This visual meme that I found on Facebook yesterday beautifully captures the broader story that I tell in the final chapter of my book on the myth of the black Confederate soldier. While the first signs of this narrative in the late 1970s was in response to the emergence of stories of black Union soldiers and emancipation in popular culture, the black Confederate soldier is now one piece of a much broader narrative that has attempted to make the history of the Confederacy palatable to a new audience.
Historians have explored the limits of ethnic and racial diversity in the antebellum South, but visual memes like this take it one step further. The goal is not simply to highlight history, but to offer more recent arrivals to the South a reason to identify with the history of the Confederacy. More importantly, it is a way to minimize or overshadow the Confederacy’s commitment to white Confederacy.

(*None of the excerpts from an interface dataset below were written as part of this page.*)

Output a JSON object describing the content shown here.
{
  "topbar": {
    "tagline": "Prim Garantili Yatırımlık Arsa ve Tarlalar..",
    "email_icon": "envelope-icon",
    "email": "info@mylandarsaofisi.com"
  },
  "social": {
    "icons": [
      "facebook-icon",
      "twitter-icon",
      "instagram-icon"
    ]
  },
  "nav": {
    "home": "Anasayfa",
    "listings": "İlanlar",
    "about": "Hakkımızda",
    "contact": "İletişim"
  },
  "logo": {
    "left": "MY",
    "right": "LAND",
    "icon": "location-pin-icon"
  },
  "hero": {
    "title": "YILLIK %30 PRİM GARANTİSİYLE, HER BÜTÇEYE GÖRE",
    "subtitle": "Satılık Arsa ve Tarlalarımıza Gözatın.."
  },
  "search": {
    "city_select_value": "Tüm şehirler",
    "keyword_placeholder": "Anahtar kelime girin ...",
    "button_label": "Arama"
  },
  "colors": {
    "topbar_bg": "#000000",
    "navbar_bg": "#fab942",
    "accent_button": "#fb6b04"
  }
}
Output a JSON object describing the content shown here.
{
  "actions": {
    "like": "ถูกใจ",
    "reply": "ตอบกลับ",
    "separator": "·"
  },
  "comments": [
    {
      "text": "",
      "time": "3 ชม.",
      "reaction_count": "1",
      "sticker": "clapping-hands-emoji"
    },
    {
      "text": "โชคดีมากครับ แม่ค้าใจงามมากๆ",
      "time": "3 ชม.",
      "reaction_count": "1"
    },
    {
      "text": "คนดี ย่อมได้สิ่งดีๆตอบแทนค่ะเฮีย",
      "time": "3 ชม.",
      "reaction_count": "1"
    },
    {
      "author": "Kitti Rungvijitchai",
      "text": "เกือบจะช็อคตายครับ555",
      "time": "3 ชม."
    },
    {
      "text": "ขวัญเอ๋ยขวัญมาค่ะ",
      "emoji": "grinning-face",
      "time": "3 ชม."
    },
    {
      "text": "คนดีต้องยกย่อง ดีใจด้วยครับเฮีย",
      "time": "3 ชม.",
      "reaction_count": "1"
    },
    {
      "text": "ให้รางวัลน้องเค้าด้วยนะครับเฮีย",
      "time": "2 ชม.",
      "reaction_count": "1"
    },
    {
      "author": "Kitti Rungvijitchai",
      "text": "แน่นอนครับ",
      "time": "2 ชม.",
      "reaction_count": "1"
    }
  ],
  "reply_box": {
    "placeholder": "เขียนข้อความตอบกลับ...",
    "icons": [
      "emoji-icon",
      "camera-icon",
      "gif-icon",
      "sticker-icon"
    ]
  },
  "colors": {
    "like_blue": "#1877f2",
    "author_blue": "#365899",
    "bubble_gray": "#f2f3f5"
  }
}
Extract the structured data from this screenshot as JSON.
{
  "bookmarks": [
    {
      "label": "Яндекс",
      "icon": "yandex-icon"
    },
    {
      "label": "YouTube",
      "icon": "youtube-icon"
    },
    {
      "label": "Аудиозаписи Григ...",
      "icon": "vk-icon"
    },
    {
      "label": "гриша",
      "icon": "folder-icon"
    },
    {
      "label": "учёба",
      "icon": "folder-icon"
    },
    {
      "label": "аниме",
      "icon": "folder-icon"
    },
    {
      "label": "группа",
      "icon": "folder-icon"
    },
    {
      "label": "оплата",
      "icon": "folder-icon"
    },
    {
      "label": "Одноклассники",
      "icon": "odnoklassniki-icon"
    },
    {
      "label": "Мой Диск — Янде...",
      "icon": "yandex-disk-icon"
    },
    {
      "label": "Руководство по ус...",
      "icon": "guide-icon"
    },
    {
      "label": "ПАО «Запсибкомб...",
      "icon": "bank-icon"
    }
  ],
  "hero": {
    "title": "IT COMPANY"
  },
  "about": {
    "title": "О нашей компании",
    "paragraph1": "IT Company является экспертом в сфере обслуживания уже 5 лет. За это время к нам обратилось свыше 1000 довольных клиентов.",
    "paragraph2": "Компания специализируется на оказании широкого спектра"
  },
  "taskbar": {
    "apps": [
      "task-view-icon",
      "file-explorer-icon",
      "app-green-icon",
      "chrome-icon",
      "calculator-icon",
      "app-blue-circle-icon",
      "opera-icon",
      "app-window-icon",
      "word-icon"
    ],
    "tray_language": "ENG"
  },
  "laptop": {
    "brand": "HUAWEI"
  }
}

Regardless of whether they acknowledge this or not, these visual memes point to the continued challenges that Confederate heritage advocates face in selling the history of the Confederacy. Thus far imaginary black Confederate soldiers have failed to rally today’s southerners around the colors. There is no reason to believe that the rest of the gang pictured above will have any more success.